These days, many consumers are becoming more conscious about the role their credit scores play in their everyday lives, but at the same time, they may not know exactly what goes into it, and what they can do to improve it.About 42 percent of consumers have checked their credit scores in the past 12 months, and there was a relatively even split on the source of this information, between lenders and the three major credit bureaus, according to a new survey from the Consumer Federation of America. Not surprisingly, when asked to answer questions about how credit scoring works, those who had checked their standing were more likely to respond correctly than those who had not.
Overall, the number of consumers who knew what types of entities check credit scores rose 8 percentage points, while those who knew what types of companies collect the information used to create the scores jumped 7 points, the report said. More also knew that they have more than one score, what constitutes a strong rating, and the ways to increase their score, as well as the importance of making sure their credit reports are accurate.
“In the numerous consumer knowledge surveys we have undertaken over the past several decades, I have never seen such improvement from one year to the next,” said Stephen Brobeck, executive director of the CFA. “However, credit reports and scores are so important to consumers that they should try to improve knowledge that remains deficient in several key areas.”

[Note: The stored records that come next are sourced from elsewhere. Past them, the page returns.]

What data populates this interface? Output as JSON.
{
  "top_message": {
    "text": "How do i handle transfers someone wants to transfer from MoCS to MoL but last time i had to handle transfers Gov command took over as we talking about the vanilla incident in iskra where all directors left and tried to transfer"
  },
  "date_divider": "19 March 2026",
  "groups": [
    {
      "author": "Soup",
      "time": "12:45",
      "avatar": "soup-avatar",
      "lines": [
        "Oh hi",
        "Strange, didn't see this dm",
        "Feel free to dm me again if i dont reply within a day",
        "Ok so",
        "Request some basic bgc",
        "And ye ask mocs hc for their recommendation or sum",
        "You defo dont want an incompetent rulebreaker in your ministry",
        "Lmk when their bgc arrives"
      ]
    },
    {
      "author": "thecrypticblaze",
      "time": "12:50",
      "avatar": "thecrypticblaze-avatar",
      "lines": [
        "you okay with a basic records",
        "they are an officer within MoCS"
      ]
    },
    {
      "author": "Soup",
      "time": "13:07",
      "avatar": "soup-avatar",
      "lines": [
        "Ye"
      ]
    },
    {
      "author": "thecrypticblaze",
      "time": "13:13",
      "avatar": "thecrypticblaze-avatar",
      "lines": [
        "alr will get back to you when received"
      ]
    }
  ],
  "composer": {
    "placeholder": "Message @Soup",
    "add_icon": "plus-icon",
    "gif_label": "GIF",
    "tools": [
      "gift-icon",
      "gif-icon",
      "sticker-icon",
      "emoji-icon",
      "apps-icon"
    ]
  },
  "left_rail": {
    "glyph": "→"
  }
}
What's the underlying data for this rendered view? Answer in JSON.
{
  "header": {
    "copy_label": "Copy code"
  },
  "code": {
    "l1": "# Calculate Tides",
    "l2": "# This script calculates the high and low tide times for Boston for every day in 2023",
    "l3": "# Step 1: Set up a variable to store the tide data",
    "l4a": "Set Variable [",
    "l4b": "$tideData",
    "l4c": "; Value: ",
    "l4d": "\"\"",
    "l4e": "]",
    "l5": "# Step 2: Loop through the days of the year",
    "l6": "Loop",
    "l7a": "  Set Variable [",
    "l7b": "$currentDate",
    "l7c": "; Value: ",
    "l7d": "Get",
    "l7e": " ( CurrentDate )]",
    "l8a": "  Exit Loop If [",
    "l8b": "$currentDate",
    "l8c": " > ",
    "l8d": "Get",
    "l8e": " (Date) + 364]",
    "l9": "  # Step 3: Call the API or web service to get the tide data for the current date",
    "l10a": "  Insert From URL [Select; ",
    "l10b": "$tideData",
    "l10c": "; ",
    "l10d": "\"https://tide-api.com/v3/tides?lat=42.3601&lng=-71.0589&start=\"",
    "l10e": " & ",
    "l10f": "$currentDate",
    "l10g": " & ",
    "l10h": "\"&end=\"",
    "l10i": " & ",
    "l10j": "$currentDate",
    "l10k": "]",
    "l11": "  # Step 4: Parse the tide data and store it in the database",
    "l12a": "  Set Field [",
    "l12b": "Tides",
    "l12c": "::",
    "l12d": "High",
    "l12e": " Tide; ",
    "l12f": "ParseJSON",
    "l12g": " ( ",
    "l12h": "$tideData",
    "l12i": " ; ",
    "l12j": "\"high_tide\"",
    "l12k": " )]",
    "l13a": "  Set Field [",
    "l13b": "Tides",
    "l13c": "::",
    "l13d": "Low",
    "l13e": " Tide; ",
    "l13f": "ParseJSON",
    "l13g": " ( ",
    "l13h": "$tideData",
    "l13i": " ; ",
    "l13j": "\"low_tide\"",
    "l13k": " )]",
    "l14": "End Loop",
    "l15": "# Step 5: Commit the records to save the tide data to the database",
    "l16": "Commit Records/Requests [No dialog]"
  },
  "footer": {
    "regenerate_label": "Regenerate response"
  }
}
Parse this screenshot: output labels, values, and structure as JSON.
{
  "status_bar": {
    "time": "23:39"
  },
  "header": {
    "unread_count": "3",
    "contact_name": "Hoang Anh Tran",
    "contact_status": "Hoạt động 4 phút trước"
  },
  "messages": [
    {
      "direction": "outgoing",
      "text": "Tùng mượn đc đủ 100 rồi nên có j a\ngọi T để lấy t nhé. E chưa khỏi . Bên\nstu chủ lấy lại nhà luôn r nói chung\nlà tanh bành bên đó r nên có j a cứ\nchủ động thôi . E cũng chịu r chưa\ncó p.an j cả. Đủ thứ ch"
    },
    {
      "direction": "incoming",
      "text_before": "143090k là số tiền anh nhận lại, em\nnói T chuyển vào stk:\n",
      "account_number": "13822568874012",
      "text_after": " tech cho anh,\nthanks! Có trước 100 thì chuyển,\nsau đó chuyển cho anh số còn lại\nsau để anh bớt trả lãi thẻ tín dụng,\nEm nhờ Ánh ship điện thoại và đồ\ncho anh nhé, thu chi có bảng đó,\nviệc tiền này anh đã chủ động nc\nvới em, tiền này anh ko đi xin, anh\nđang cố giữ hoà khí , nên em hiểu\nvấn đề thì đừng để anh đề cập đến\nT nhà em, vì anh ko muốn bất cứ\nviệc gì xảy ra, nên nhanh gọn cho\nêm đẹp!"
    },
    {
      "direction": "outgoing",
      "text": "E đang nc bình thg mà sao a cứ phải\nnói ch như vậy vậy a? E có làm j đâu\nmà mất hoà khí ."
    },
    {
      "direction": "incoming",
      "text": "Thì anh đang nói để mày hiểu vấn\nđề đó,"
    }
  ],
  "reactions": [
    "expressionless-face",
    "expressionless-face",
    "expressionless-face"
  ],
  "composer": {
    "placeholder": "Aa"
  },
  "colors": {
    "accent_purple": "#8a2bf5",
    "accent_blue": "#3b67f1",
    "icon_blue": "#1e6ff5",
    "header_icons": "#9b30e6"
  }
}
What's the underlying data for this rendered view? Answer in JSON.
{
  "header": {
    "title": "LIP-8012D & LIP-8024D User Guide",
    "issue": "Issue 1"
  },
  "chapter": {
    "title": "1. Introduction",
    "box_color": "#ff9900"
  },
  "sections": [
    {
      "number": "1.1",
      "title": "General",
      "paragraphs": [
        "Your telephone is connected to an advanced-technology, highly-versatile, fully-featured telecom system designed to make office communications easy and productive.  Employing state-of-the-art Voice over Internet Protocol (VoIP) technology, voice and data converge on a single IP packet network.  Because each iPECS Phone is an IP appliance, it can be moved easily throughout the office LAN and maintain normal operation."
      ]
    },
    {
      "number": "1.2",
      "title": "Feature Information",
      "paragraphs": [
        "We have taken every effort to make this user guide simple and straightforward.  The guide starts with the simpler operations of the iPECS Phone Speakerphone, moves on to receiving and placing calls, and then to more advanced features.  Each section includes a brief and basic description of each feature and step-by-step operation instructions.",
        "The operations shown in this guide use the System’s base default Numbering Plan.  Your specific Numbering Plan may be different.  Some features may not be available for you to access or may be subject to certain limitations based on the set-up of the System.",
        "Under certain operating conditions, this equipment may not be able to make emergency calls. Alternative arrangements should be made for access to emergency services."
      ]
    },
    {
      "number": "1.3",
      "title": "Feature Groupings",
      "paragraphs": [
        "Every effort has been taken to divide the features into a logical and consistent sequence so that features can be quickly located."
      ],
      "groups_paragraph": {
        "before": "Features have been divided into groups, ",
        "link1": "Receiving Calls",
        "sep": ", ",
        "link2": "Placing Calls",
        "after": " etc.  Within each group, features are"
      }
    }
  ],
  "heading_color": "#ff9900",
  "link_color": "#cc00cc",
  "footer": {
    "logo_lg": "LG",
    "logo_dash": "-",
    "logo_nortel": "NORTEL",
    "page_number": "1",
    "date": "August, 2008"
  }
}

In all, 97 percent knew that making on-time payments was crucial to maintaining a healthy credit score, while 85 percent understood that keeping balances below one-quarter of their total credit limits was also key, the report said. Another 83 percent said they knew not to open a number of new credit card accounts in a short period of time.
Usually, the only way for consumers to improve their credit score is to make better efforts to pay all their bills and maintain low balances over the course of several months. However, checking their credit report for inaccurate information, and reporting any incorrect data they find to the bureau that issued the document can also help to quickly boost their score.
DMCC is a 501 (c)3 nonprofit organization committed to educating consumers on financial issues and providing personal assistance to consumers who have become overextended with debt. Education is provided free of charge to consumers, as well as personal counseling to identify the best options for the repayment of their debt. To speak to a certified credit counselor, call toll-free 866-618-3328 or email firstname.lastname@example.org.